Scoop has an Ethical Paywall
License needed for work use Register

Art & Entertainment | Book Reviews | Education | Entertainment Video | Health | Lifestyle | Sport | Sport Video | Search


Opening Date For Ravenscar House Museum

Ravenscar House Museum, the stylish new home for a wonderful collection that celebrates New Zealand art and artists, opens to the public on Monday 8 November.

Designed by Patterson Associates, Ravenscar House Museum is the vision of Christchurch philanthropists Susan and the late Jim Wakefield who have gifted this new visitor attraction to the people of Christchurch and Canterbury through their Ravenscar Trust.

The House Museum at 52 Rolleston Avenue displays the Wakefield’s art collection (the Ravenscar Trust Collection) of paintings, decorative arts, furniture and antiquities. Works include paintings by Frances Hodgkins, Colin McCahon, Ralph Hotere and a wide range of other beloved New Zealand artists.

The Wakefields began collecting art in the late 1980s. Their collection was displayed in a lavishly-decorated and furnished home that they built on Whitewash Head in the coastal Christchurch suburb of Scarborough.

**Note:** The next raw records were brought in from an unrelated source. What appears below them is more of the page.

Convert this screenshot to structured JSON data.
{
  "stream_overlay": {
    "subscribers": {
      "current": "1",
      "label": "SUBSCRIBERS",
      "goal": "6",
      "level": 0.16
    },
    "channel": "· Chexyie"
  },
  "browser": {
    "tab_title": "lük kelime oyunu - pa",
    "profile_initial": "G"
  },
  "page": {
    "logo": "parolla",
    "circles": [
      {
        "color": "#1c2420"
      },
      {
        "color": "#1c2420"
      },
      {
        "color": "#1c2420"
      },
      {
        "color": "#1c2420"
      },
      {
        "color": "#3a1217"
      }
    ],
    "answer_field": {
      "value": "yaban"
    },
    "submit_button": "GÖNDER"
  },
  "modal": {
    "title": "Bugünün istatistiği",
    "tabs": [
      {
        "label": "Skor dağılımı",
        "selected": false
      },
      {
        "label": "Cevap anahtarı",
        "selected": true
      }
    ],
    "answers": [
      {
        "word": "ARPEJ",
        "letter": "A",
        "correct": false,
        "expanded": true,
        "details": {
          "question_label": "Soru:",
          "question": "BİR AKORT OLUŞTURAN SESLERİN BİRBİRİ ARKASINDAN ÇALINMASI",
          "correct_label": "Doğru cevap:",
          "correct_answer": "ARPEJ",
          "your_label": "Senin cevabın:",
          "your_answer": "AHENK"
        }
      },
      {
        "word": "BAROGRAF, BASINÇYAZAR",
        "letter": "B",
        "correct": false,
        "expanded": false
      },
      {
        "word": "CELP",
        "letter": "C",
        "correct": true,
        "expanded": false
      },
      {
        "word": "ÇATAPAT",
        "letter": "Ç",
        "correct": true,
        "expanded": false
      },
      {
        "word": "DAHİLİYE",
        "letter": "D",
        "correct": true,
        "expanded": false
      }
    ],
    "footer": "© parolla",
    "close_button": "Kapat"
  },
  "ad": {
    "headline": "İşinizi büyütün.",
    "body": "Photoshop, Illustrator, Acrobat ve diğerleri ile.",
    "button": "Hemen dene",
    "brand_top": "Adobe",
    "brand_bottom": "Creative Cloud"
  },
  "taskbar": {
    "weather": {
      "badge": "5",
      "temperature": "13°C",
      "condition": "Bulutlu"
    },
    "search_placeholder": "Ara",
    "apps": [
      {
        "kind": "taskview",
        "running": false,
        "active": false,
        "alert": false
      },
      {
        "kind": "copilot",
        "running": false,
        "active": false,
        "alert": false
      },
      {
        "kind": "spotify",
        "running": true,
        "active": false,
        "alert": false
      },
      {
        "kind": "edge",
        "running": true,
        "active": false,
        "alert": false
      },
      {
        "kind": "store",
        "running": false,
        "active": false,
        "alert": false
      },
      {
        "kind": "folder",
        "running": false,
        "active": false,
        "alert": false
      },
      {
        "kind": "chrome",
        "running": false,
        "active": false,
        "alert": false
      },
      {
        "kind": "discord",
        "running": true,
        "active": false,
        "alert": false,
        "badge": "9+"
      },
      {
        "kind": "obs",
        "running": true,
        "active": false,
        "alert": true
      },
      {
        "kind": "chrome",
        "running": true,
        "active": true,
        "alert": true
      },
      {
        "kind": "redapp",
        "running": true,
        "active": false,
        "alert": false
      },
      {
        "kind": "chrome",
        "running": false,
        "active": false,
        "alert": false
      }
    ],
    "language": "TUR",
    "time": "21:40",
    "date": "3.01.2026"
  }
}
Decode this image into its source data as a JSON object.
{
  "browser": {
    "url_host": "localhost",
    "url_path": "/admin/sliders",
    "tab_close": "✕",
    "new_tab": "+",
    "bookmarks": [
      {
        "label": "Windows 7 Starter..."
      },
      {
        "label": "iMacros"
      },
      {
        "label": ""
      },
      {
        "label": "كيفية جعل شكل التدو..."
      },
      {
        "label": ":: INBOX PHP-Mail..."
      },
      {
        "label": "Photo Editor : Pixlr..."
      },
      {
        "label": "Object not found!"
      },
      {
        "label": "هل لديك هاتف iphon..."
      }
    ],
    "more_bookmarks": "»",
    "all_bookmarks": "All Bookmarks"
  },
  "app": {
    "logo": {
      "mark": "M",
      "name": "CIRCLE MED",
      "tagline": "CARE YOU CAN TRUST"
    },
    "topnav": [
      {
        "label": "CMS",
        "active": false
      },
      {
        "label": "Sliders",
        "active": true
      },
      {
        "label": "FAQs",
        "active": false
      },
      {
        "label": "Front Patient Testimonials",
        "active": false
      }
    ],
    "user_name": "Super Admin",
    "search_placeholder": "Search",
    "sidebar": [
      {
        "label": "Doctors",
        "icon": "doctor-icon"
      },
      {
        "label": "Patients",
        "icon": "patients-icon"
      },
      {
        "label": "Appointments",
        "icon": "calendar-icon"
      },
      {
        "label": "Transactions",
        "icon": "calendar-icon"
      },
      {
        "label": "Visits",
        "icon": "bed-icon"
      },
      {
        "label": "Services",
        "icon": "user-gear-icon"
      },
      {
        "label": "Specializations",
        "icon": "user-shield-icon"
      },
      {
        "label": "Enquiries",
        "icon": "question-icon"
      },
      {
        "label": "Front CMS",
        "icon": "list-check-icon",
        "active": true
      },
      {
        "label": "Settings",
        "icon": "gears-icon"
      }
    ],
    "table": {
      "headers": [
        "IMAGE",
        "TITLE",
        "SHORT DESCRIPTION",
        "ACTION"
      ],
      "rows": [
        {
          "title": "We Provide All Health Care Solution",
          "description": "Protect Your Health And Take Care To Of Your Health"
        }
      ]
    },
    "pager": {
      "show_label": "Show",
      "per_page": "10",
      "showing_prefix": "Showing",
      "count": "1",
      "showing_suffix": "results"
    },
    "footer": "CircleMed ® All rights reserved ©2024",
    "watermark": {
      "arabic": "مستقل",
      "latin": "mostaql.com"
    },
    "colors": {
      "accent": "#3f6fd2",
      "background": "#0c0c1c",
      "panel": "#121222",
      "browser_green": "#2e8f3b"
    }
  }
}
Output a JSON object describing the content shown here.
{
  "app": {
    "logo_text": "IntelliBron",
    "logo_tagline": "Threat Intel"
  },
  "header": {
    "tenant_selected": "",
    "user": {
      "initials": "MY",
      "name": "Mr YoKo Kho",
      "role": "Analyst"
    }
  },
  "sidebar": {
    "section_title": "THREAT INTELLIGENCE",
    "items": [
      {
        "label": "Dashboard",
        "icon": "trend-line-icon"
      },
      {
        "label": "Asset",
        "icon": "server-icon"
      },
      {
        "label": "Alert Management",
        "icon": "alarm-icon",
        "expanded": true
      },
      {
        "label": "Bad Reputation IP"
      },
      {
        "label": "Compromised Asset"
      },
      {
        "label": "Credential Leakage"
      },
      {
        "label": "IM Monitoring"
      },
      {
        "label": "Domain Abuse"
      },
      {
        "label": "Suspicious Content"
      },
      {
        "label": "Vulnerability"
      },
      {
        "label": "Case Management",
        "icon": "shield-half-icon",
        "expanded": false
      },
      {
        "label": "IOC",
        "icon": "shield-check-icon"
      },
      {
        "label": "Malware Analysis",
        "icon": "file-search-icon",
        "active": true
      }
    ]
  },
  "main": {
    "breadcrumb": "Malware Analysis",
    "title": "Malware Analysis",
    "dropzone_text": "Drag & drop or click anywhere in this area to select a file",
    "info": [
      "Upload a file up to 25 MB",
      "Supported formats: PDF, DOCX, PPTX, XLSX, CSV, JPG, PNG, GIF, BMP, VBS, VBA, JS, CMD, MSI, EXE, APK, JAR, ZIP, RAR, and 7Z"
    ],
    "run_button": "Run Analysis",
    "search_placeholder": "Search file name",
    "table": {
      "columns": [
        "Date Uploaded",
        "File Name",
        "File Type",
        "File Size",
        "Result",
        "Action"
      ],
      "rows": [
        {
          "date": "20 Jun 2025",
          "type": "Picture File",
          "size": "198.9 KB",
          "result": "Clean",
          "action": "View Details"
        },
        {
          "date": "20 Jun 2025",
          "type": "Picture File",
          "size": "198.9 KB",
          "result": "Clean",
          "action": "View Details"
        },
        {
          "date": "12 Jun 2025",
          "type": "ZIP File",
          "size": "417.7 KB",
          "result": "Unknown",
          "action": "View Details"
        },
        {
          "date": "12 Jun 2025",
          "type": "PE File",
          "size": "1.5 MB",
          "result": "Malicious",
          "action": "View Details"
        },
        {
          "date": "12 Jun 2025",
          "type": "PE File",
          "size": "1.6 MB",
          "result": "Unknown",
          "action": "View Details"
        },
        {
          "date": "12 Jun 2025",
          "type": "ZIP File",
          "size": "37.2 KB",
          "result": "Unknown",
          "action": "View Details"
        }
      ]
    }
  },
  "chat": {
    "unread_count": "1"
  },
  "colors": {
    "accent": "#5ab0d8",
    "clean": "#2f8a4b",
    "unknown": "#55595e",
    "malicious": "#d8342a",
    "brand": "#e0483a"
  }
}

The couple planned to eventually gift that house and the collection to the people of Christchurch, but in 2011 the Canterbury earthquakes damaged their Scarborough home beyond repair and the land was red-zoned.

The Wakefields eventually settled on a new site for the rebuilt house. This was gifted to the Museum for the project by the Christchurch City Council in 2015, following public consultation.

The House Museum comprises a foyer and four main rooms reminiscent of the principal rooms at the Scarborough House – the Dining Room, Bedroom, Living Room and Library – arranged around a central courtyard. A glazed gallery overlooks a Sculpture Terrace and the garden which has been designed by Auckland landscape architect, Suzanne Turley.

Advertisement - scroll to continue reading

Are you getting our free newsletter?

Subscribe to Scoop’s 'The Catch Up' our free weekly newsletter sent to your inbox every Monday with stories from across our network.

The precast concrete panels that make up the exterior walls are faced with crushed earthquake rubble – a mix of volcanic stone donated by the neighbouring Christchurch Arts Centre, brick from a demolished Christchurch house and Italian granite from the courtyard of the Scarborough house. The panels were made by Ashburton company Bradford Precast.

Work began on the house in February 2019 and, with construction complete, the Trust handed over ownership to Canterbury Museum in July 2021.

The opening of the House Museum was planned for October but was set back after the recent August/September COVID-19 lockdown delayed the fit out and installation of the collection.

Canterbury Museum will operate Ravenscar House Museum as a standalone, self-financing visitor attraction. Revenue will be generated through ticket sales, merchandise and car parking.

Director Anthony Wright says, “The Museum has been involved in the Ravenscar project since 2013 so it’s immensely satisfying to see Jim and Susan’s vision finally coming to fruition.

“We are honoured to have been entrusted with the care of this stunning building on behalf of the people of Canterbury. We can’t wait to open the doors so that people can see the Wakefields’ wonderful collection in this extraordinary new visitor attraction. Bring on 8 November!”

Steve Wakefield, Chair of the Ravenscar Trust, says “We are delighted to be opening the doors to Ravenscar House for the people of Canterbury after 8 years of planning, design and construction. My parents’ vision was that this place would not just be a gallery or a home for the artworks, but a building that was itself a work of art and that it would be admired for its design, and that was provocative and inspirational.

“Our team has truly delivered a stunning result and our family is very happy that we will soon be welcoming the public to Ravenscar House Museum to enjoy the best of New Zealand art and architecture.”

© Scoop Media

Advertisement - scroll to continue reading
Culture Headlines | Health Headlines | Education Headlines

International Art Centre: Rare Goldie Landscape Expected To Fetch $150,000

When Evening Shadows Fall is one of four works by Goldie included in a sale of Important and Rare Art at the International Art Centre in Parnell on November 28. Goldie painted only a handful of landscapes, concentrating mainly on indigenous portraits, which earned him a global reputation as NZ’s finest painter of respected Māori elders (kaumātua). More

Mark Stocker: History Spurned - The Arrival Of Abel Tasman In New Zealand

On the face of it, Everhardus Koster's exceptional genre painting The Arrival of Abel Tasman in New Zealand should have immense appeal. It cannot find a buyer, however, not because of any aesthetic defects, but because of its subject matter and the fate of the Māori it depicts. More



  • Wellington
  • Christchurch
  • Auckland

Join Our Free Newsletter

Subscribe to Scoop’s 'The Catch Up' our free weekly newsletter sent to your inbox every Monday with stories from across our network.